▶

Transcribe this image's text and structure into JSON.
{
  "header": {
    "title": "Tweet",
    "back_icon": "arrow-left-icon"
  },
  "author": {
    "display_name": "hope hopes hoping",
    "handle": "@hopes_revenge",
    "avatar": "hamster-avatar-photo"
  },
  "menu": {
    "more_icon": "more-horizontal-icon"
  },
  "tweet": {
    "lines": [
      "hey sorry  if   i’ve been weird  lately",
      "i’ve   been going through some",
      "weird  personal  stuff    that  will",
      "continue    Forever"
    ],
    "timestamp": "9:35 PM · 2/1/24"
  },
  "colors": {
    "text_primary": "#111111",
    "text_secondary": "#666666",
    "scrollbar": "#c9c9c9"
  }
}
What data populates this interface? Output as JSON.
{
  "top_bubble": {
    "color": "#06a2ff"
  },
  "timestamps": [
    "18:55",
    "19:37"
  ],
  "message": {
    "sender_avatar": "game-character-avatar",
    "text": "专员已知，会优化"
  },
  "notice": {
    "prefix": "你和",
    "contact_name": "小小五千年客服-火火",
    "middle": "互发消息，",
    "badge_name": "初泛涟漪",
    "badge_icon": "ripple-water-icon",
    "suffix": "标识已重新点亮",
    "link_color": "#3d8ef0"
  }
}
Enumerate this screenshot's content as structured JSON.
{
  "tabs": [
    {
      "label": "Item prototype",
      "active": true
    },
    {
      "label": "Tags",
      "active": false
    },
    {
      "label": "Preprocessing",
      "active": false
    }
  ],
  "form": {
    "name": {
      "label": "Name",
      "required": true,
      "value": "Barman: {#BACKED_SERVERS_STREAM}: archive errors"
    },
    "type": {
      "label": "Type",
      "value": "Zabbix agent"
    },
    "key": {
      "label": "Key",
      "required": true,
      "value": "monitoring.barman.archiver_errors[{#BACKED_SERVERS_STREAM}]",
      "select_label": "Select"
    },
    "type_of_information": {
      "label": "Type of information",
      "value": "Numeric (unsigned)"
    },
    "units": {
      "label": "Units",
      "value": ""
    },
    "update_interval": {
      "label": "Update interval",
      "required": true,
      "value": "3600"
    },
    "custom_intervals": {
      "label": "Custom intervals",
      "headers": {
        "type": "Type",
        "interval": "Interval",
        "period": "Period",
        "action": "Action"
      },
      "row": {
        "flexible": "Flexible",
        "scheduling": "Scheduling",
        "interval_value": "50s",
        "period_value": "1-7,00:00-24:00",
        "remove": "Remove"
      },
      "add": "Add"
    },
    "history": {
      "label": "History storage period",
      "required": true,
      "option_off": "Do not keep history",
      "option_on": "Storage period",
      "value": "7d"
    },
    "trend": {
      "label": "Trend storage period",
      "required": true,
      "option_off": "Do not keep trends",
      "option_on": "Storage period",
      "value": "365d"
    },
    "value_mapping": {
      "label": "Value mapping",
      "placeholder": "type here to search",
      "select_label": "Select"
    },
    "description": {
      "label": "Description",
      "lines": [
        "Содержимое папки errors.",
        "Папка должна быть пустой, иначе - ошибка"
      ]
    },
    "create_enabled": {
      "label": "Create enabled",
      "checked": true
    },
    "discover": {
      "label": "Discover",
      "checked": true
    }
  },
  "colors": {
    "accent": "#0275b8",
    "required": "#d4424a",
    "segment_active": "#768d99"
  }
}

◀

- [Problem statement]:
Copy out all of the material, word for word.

- [Exercise output]:
Transcribe this image's text and structure into JSON.
{
  "header": {
    "title": "Tweet",
    "back_icon": "arrow-left-icon"
  },
  "author": {
    "display_name": "hope hopes hoping",
    "handle": "@hopes_revenge",
    "avatar": "hamster-avatar-photo"
  },
  "menu": {
    "more_icon": "more-horizontal-icon"
  },
  "tweet": {
    "lines": [
      "hey sorry  if   i’ve been weird  lately",
      "i’ve   been going through some",
      "weird  personal  stuff    that  will",
      "continue    Forever"
    ],
    "timestamp": "9:35 PM · 2/1/24"
  },
  "colors": {
    "text_primary": "#111111",
    "text_secondary": "#666666",
    "scrollbar": "#c9c9c9"
  }
}
What data populates this interface? Output as JSON.
{
  "top_bubble": {
    "color": "#06a2ff"
  },
  "timestamps": [
    "18:55",
    "19:37"
  ],
  "message": {
    "sender_avatar": "game-character-avatar",
    "text": "专员已知，会优化"
  },
  "notice": {
    "prefix": "你和",
    "contact_name": "小小五千年客服-火火",
    "middle": "互发消息，",
    "badge_name": "初泛涟漪",
    "badge_icon": "ripple-water-icon",
    "suffix": "标识已重新点亮",
    "link_color": "#3d8ef0"
  }
}
Enumerate this screenshot's content as structured JSON.
{
  "tabs": [
    {
      "label": "Item prototype",
      "active": true
    },
    {
      "label": "Tags",
      "active": false
    },
    {
      "label": "Preprocessing",
      "active": false
    }
  ],
  "form": {
    "name": {
      "label": "Name",
      "required": true,
      "value": "Barman: {#BACKED_SERVERS_STREAM}: archive errors"
    },
    "type": {
      "label": "Type",
      "value": "Zabbix agent"
    },
    "key": {
      "label": "Key",
      "required": true,
      "value": "monitoring.barman.archiver_errors[{#BACKED_SERVERS_STREAM}]",
      "select_label": "Select"
    },
    "type_of_information": {
      "label": "Type of information",
      "value": "Numeric (unsigned)"
    },
    "units": {
      "label": "Units",
      "value": ""
    },
    "update_interval": {
      "label": "Update interval",
      "required": true,
      "value": "3600"
    },
    "custom_intervals": {
      "label": "Custom intervals",
      "headers": {
        "type": "Type",
        "interval": "Interval",
        "period": "Period",
        "action": "Action"
      },
      "row": {
        "flexible": "Flexible",
        "scheduling": "Scheduling",
        "interval_value": "50s",
        "period_value": "1-7,00:00-24:00",
        "remove": "Remove"
      },
      "add": "Add"
    },
    "history": {
      "label": "History storage period",
      "required": true,
      "option_off": "Do not keep history",
      "option_on": "Storage period",
      "value": "7d"
    },
    "trend": {
      "label": "Trend storage period",
      "required": true,
      "option_off": "Do not keep trends",
      "option_on": "Storage period",
      "value": "365d"
    },
    "value_mapping": {
      "label": "Value mapping",
      "placeholder": "type here to search",
      "select_label": "Select"
    },
    "description": {
      "label": "Description",
      "lines": [
        "Содержимое папки errors.",
        "Папка должна быть пустой, иначе - ошибка"
      ]
    },
    "create_enabled": {
      "label": "Create enabled",
      "checked": true
    },
    "discover": {
      "label": "Discover",
      "checked": true
    }
  },
  "colors": {
    "accent": "#0275b8",
    "required": "#d4424a",
    "segment_active": "#768d99"
  }
}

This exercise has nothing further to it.